such information, since the Ada grammar is highly ambiguous. For example,
X(Y) might be a function_call
or an indexed_component
and no context-free/syntactic information can tell the difference. It
seems like we should view X(Y) as being, for example, “interpreted
as a function_call
(if that's what overload resolution decides it is). Note that there are
examples where the denotation of each usage name does not imply the syntactic
category. However, even if that were not true, it seems that intuitively,
the interpretation includes that information. Here's an example:
type A is access T;
type T is array(Integer range 1..10) of A;
I : Integer := 3;
function F(X : Integer := 7) return A;
Y : A := F(I); -- Ambiguous? (We hope so.)
Consider the declaration of Y (a complete context).
In the above example, overload resolution can easily determine the declaration,
and therefore the entity, denoted by Y, A, F, and I. However, given all
of that information, we still don't know whether F(I) is a function_call
or an indexed_component
whose prefix prefix
is a function_call
(In the latter case, it is equivalent to F(7).all
It seems clear that the declaration of Y ought
to be considered ambiguous. We describe that by saying that there are
two interpretations, one as a function_call
and one as an indexed_component
These interpretations are both acceptable to the overloading rules. Therefore,
the complete context is ambiguous, and therefore illegal.
It is the intent that the
Ada 95 preference rule for root numeric operators is more locally enforceable
than that of RM83-4.6(15). It should also eliminate interpretation shifts
due to the addition or removal of a use_clause
(the so called Beaujolais
Cases like the Val attribute are now handled
using the normal type resolution rules, instead of having special cases
that explicitly allow things like “any integer type.”
Incompatibilities With Ada 95
Ada 95 allowed name resolution
to distinguish between anonymous access-to-variable and access-to-constant
types. This is similar to distinguishing between subprograms with in
and in out parameters, which is known to be bad. Thus, that part
of the rule was dropped as we now have anonymous access-to-constant types,
making this much more likely.
type Cacc is access constant Integer;
procedure Proc (Acc : access Integer) ...
procedure Proc (Acc : Cacc) ...
List : Cacc := ...;
Proc (List); -- OK in Ada 95, ambiguous in Ada 2005.
If there is any code like
this (such code should be rare), it will be ambiguous in Ada 2005.
Extensions to Ada 95
Generalized the anonymous access
resolution rules to support the new capabilities of anonymous access
types (that is, access-to-subprogram and access-to-constant).
We now allow the creation of self-referencing types
via anonymous access types. This is an extension in unusual cases involving
task and protected types. For example:
task type T;

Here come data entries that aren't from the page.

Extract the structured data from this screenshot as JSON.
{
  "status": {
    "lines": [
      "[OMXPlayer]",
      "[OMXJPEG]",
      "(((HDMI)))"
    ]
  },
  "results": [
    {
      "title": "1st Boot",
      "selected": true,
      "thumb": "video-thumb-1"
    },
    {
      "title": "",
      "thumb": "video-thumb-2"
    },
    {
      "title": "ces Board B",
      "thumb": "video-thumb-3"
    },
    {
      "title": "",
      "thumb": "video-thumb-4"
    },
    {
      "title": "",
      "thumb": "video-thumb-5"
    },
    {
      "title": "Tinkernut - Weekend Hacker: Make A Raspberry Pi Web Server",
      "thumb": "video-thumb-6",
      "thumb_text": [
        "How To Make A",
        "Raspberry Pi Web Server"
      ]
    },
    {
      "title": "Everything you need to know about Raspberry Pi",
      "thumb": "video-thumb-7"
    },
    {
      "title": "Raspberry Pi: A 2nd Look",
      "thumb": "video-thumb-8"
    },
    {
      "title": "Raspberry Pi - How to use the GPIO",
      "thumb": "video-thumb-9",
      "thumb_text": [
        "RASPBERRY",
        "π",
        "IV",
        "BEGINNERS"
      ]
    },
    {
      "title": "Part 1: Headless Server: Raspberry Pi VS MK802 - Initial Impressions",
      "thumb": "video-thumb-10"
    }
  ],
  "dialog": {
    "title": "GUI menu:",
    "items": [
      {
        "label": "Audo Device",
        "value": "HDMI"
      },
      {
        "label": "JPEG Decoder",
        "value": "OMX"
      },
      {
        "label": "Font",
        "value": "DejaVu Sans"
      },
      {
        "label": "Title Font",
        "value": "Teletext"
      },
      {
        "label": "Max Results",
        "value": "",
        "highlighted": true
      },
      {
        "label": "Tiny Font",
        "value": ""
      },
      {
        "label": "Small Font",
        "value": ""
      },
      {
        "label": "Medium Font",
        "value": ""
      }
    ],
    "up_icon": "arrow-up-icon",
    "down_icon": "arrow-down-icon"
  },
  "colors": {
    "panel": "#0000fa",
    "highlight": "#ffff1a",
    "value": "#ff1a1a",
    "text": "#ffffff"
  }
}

task body T is
procedure P (X : access T) is -- Illegal in Ada 95, legal in Ada 2005
Wording Changes from Ada 95
Corrected the “single expected type”
so that it works in contexts that don't have expected types (like object
renames and qualified expressions). This fixes a hole in Ada 95 that
appears to prohibit using aggregates,
'Access, character literals, string literals, and allocators
in qualified expressions.
Incompatibilities With Ada 2005
Implicit conversion is now
allowed from anonymous access-to-object types to general access-to-object
types. Such conversions can make calls ambiguous. That can only happen
when there are two visible subprograms with the same name and have profiles
that differ only by a parameter that is of a named or anonymous access
type, and the actual argument is of an anonymous access type. This should
be rare, as many possible calls would be ambiguous even in Ada 2005 (including
and any actual of a named access type if the designated types are the
Extensions to Ada 2005
Implicit conversion is allowed
from anonymous access-to-object types to general access-to-object types
if the designated type is convertible and runtime checks are minimized.
See also the incompatibilities section.
Wording Changes from Ada 2005
Added a requirement here that implicit conversions
are convertible to the appropriate type. This rule was scattered about
the Standard, we moved a single generalized version here.
Ada 2005 and 2012 Editions sponsored in part by Ada-Europe